I grew up in a small town just outside East London in the early 1970s. My family was a mix of English and Irish ancestry with the diet and lifestyle to prove it. From a young age, I was used to seeing days full of bad food and nights full of too much alcohol. I was smoking at the age of 8 years, and my first cigarettes were given to me by an uncle. Even though my own father had type 1 diabetes (from childhood), he didn’t take care of his health or diet.
Let’s get something straight though: I don’t hold my family accountable for their dietary influences. They were only doing what their parents had shown them. But now that the science is in and I know so much more, I do hold myself accountable for what I teach my own family. “Vegucating” them has been a great experience and I hope both my children and nephews pass it on to their families in time.
Surviving a Life of Violence and Drugs
After leaving school, I stepped into the wide world without a clue about what I was, what I wanted to be, and what I should be. I bounced from job to job and worked construction, on sawmills, and as a truck driver. When I wasn’t at work, I was either drinking, drunk, or getting high. With this lifestyle came violence. My 6-foot-3-inch build, a rough and tumble upbringing, and Irish blood got me in no end of trouble. After choosing a life of violence, I fell victim to being stabbed on more than one occasion, beaten into a coma on another, and having multiple titanium plates inserted into my shattered face.
In my mid 20s, I worked security in various pubs, clubs, and nightspots in London’s West End. This work put me on first-name terms with the elite of the local underworld, and I took my skills in violence and my personal abuse of alcohol and drugs to another level.
Turning the Tide: The 2004 Tsunami
Fast forward 10 years and I’ve managed to leave most of the abuse and violence behind.
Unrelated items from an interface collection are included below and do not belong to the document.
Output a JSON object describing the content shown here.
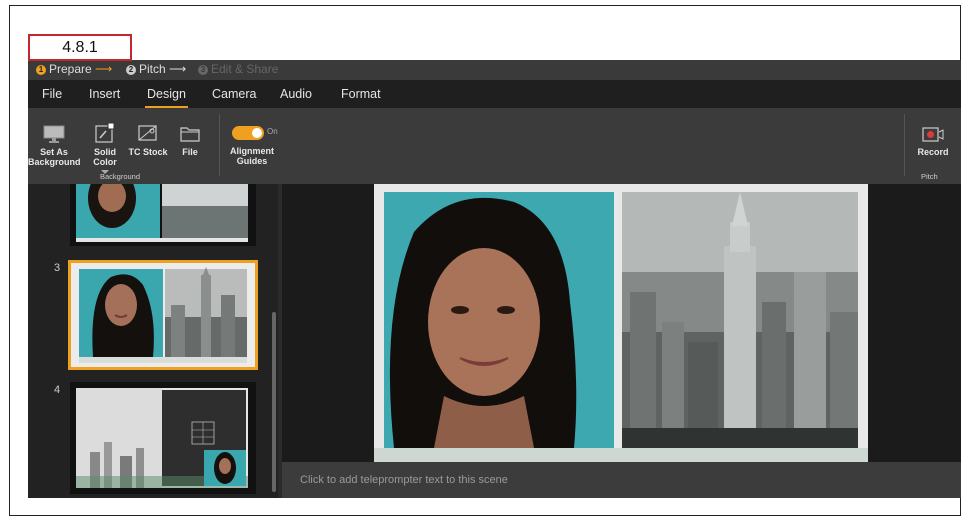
{
  "figure_label": "4.8.1",
  "workflow": {
    "steps": [
      {
        "num": "1",
        "label": "Prepare",
        "arrow": "⟶"
      },
      {
        "num": "2",
        "label": "Pitch",
        "arrow": "⟶"
      },
      {
        "num": "3",
        "label": "Edit & Share"
      }
    ]
  },
  "menu": [
    "File",
    "Insert",
    "Design",
    "Camera",
    "Audio",
    "Format"
  ],
  "active_menu": "Design",
  "ribbon": {
    "set_as_background": [
      "Set As",
      "Background"
    ],
    "solid_color": "Solid Color",
    "tc_stock": "TC Stock",
    "file": "File",
    "background_group": "Background",
    "toggle_state": "On",
    "alignment_guides": [
      "Alignment",
      "Guides"
    ],
    "record": "Record",
    "pitch_group": "Pitch"
  },
  "slides": [
    {
      "number": ""
    },
    {
      "number": "3",
      "selected": true
    },
    {
      "number": "4"
    }
  ],
  "teleprompter_placeholder": "Click to add teleprompter text to this scene",
  "colors": {
    "accent": "#f0a020",
    "teal": "#3aa6ae",
    "record_red": "#d93a3a"
  }
}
I was working security with high-profile bands and musicians, and seeing the tamer side of life made me more aware of myself and more mindful of the choices I made. However, I was still abusing alcohol and had a very poor diet.
I was in Thailand during the 2004 tsunami. After experiencing (and surviving) that, I started to focus on Buddhism and to use some of the practices to refine myself into a better person. During one music tour, I met John “Bloodclot” Joseph, lead singer of the Cro-Mags and author of Meat Is for Pussies and The Evolution of a Cro-Magnon. We connected immediately and have been best friends since.
After seeing his energy, vibrancy, and the way he thrives in all he does, I questioned him about his lifestyle. He happily advised me on the plant-based diet he has lived on and lived by for some 32 years. To this day, John is like my brother, my inspiration, and my benchmark.
Cutting out all animal products gave me a greater buzz and more fulfilling high than any alcohol or drug-induced feeling I have ever had. Changing to a plant-based vegan diet took me physically and emotionally to a level I never in all my years imagined I would achieve.
Thriving Physically, Mentally, and Emotionally on a WFPB Diet
Now in my mid-40s, I am running security details for the world’s most high-profile stars, musicians, and DJs. I travel the world on jets. I am training harder and better, and I am fitter, faster, and stronger than ever. I am able to function on less sleep and recover quicker than ever. I regularly train in the world’s best Muay Thai gyms in Bangkok. I am more physically and mentally connected, focused, and aware of my thoughts and decisions.
All of this makes me want to give back. I focus my spare time on helping various charities, especially an orphanage for children in Thailand who lost their parents during the tsunami. I am happy to be an outspoken advocate for the plant-based lifestyle. There are many celebrities out there who took their first (but not last) vegan meal with me or under my guidance. The results are always the same—they get blown away!
Through this lifestyle, I have connected with athletes, authors, actors, and Oscar winners on a personal level. I have helped people who have struggled with addiction and helped them through their transition to a new, better version of themselves. Being credible, believable, and authentic is everything, and eating a plant-based diet is the most honest and truthful you can be—to yourself and the planet.
Ian Norrington and John Joseph